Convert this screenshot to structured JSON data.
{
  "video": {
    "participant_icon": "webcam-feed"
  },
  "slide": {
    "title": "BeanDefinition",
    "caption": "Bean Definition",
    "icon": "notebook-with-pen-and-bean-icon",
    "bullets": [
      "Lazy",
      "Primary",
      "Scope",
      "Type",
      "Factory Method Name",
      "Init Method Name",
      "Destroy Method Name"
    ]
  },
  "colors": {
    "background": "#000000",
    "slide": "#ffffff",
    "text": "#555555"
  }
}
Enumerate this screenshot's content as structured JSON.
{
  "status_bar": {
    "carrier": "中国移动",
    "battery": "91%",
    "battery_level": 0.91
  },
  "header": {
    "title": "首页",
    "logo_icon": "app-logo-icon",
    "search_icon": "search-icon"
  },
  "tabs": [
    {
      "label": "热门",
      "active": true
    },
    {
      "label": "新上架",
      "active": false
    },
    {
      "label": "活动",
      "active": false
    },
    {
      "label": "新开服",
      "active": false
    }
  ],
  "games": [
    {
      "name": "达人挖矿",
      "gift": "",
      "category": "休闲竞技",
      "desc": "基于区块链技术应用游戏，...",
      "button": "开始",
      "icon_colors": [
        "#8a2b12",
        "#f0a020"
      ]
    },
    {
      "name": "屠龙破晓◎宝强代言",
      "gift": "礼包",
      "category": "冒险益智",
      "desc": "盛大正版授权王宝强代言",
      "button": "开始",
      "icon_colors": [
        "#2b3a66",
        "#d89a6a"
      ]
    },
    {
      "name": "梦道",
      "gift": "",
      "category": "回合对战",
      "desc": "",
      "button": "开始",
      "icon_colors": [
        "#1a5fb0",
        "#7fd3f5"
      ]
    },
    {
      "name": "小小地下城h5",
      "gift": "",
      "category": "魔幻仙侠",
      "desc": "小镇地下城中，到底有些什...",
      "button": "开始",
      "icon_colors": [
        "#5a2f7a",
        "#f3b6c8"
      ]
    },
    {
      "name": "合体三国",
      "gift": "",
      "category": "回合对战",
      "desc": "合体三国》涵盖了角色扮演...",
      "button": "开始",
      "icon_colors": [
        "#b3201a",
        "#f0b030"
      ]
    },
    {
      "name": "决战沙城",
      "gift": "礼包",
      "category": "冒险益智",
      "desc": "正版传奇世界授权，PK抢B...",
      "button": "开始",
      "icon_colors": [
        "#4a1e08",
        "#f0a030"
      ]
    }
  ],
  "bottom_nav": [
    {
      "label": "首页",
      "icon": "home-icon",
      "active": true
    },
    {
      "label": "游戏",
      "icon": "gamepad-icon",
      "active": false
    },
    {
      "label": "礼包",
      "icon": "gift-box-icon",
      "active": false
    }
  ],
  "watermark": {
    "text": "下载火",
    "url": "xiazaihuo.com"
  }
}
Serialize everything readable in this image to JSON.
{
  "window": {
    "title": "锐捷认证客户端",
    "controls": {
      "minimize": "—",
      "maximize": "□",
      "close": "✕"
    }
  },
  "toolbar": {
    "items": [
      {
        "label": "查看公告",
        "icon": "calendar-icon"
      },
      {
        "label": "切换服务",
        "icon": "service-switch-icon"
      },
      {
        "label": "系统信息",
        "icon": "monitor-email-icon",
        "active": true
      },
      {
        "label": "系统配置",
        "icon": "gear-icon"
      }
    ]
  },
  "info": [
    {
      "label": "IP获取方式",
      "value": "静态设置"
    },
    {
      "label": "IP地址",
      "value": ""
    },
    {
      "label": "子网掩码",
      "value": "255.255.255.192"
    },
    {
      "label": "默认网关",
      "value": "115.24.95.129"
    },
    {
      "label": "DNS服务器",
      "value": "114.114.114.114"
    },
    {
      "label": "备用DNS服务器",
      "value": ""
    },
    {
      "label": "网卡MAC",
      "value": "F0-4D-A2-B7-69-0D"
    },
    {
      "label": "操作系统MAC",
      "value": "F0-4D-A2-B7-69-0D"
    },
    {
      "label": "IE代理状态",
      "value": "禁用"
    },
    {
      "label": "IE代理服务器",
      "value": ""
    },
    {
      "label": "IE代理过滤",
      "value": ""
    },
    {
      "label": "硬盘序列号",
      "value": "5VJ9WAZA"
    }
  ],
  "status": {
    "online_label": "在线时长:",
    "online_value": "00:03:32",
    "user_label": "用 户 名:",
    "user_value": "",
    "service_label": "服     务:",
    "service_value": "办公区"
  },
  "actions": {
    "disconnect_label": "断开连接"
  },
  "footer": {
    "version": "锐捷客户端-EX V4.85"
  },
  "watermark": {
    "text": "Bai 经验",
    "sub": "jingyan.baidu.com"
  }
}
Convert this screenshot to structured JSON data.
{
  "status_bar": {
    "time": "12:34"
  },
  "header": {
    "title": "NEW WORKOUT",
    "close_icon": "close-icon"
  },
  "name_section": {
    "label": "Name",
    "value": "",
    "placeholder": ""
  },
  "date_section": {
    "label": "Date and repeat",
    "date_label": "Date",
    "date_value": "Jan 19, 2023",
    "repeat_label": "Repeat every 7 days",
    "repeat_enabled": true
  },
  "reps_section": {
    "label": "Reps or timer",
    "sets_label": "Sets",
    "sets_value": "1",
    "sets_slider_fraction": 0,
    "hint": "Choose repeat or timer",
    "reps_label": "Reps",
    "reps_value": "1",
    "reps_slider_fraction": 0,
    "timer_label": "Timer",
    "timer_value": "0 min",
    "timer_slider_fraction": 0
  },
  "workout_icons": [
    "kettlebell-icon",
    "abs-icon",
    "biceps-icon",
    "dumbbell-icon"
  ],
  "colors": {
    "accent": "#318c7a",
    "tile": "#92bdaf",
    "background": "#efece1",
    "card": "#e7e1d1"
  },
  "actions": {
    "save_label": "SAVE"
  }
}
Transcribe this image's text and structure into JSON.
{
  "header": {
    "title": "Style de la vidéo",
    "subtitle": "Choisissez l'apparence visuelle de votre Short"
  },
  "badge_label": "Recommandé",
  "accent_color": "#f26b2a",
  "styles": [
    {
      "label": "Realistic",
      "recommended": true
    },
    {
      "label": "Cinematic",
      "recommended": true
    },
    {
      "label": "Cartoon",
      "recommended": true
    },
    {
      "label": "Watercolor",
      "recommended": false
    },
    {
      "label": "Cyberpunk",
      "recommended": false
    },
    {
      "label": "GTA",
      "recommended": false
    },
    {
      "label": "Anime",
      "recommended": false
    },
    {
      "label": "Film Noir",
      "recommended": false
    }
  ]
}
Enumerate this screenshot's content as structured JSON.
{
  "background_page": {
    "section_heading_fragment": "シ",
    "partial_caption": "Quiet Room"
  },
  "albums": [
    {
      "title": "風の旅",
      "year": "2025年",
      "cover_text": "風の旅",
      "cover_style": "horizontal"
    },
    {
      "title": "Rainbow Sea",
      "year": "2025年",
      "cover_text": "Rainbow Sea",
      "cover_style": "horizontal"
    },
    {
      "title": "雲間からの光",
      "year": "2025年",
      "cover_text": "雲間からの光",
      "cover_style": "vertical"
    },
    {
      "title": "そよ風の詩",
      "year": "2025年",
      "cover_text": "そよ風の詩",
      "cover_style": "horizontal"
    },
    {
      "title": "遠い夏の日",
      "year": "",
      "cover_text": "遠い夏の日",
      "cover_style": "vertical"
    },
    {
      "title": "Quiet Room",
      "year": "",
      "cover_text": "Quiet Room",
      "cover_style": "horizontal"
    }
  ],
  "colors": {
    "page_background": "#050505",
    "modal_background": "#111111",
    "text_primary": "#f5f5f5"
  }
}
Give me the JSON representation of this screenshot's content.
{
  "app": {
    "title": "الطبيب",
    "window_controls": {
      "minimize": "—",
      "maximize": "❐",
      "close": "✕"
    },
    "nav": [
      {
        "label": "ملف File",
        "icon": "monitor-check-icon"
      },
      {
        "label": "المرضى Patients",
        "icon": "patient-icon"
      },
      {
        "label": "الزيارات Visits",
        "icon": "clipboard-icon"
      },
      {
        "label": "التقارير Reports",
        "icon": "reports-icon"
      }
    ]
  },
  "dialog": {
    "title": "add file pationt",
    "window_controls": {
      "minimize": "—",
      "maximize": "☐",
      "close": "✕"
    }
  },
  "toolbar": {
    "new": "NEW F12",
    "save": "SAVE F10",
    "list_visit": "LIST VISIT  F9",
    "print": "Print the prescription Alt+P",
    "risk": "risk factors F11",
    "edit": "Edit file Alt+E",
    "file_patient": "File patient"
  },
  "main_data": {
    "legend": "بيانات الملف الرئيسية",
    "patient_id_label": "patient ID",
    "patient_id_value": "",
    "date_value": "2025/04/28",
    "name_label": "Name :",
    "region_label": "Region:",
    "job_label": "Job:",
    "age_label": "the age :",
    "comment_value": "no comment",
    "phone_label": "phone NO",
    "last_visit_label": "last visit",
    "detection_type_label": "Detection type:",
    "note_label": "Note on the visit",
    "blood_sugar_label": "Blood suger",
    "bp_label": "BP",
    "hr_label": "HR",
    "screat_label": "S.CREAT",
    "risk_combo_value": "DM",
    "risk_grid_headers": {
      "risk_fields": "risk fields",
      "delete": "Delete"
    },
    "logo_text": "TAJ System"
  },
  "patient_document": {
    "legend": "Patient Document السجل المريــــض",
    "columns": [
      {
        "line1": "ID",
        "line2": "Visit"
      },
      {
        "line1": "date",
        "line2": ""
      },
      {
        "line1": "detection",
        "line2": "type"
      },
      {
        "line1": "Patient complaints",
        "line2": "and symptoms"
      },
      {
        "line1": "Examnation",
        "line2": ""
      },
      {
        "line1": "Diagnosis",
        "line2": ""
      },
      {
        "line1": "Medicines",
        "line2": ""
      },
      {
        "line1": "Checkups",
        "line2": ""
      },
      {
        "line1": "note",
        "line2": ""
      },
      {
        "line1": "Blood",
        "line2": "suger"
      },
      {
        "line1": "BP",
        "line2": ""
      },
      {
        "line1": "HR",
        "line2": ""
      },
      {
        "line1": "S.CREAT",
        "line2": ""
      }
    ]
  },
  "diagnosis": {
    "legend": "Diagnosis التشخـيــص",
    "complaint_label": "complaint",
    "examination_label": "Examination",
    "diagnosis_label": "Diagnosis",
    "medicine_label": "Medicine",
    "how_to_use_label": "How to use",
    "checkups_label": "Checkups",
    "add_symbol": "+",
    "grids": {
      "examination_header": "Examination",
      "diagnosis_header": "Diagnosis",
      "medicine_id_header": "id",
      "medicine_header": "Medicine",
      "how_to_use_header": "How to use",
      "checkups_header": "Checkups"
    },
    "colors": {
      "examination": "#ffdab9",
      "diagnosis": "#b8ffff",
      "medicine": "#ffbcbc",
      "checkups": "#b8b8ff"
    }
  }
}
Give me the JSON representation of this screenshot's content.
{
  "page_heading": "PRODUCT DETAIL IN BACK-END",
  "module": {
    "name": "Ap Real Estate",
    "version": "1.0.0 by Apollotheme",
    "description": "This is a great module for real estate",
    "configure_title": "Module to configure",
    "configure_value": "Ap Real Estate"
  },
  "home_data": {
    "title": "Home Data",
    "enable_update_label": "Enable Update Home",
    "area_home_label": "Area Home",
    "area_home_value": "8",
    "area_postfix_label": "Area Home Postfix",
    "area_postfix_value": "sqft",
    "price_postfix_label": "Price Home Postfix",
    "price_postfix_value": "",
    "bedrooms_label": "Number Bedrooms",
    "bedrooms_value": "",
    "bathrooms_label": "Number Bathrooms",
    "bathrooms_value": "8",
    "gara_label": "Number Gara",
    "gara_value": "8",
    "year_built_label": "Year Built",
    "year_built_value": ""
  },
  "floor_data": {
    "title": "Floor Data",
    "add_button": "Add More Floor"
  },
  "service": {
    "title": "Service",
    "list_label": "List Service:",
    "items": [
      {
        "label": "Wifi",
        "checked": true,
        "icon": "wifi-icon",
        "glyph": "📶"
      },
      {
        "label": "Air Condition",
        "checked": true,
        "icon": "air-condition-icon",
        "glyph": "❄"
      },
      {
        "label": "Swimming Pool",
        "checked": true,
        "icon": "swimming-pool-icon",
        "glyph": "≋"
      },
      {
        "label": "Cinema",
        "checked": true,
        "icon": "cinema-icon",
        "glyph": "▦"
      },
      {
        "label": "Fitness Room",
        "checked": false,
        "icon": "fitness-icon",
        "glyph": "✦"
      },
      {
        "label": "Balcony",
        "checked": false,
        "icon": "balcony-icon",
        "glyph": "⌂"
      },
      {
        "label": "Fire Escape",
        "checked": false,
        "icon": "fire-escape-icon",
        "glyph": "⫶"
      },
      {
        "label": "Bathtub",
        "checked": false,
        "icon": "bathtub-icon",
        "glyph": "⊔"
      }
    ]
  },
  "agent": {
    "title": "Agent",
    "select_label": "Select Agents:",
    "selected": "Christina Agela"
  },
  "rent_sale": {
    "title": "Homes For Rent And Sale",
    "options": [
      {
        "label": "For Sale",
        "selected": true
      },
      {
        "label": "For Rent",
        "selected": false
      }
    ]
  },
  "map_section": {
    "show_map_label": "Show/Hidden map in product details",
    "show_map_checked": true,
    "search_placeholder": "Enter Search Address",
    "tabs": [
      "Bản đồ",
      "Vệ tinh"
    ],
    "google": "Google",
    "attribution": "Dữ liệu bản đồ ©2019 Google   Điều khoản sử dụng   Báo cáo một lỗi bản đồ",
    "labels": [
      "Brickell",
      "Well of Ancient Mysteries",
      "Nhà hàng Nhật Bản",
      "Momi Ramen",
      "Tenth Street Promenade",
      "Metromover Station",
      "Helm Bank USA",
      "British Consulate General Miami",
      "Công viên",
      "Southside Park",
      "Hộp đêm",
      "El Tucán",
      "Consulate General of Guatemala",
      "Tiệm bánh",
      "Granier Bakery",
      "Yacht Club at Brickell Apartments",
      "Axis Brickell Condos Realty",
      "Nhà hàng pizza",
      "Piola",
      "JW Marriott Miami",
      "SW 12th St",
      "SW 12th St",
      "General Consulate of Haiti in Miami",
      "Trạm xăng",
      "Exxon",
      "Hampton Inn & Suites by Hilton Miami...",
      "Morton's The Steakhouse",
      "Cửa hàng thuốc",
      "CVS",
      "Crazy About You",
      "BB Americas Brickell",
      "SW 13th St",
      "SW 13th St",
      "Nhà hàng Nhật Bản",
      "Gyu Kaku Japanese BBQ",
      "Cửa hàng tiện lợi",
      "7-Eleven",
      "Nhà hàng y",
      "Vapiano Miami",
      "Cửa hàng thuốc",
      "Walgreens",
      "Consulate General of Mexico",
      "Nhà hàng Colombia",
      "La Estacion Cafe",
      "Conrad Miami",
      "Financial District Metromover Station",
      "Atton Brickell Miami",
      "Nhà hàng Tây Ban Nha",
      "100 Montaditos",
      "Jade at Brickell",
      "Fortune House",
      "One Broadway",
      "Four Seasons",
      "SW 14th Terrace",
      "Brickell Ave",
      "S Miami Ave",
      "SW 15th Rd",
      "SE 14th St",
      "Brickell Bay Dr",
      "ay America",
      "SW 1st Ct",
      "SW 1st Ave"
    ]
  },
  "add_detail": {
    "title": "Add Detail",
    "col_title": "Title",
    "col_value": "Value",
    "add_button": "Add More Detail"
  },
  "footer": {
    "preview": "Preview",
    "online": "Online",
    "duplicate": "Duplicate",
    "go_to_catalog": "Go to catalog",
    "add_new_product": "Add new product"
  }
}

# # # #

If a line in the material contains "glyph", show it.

- _SOLUTION BELOW_
        "glyph": "📶"
        "glyph": "❄"
        "glyph": "≋"
        "glyph": "▦"
        "glyph": "✦"
        "glyph": "⌂"
        "glyph": "⫶"
        "glyph": "⊔"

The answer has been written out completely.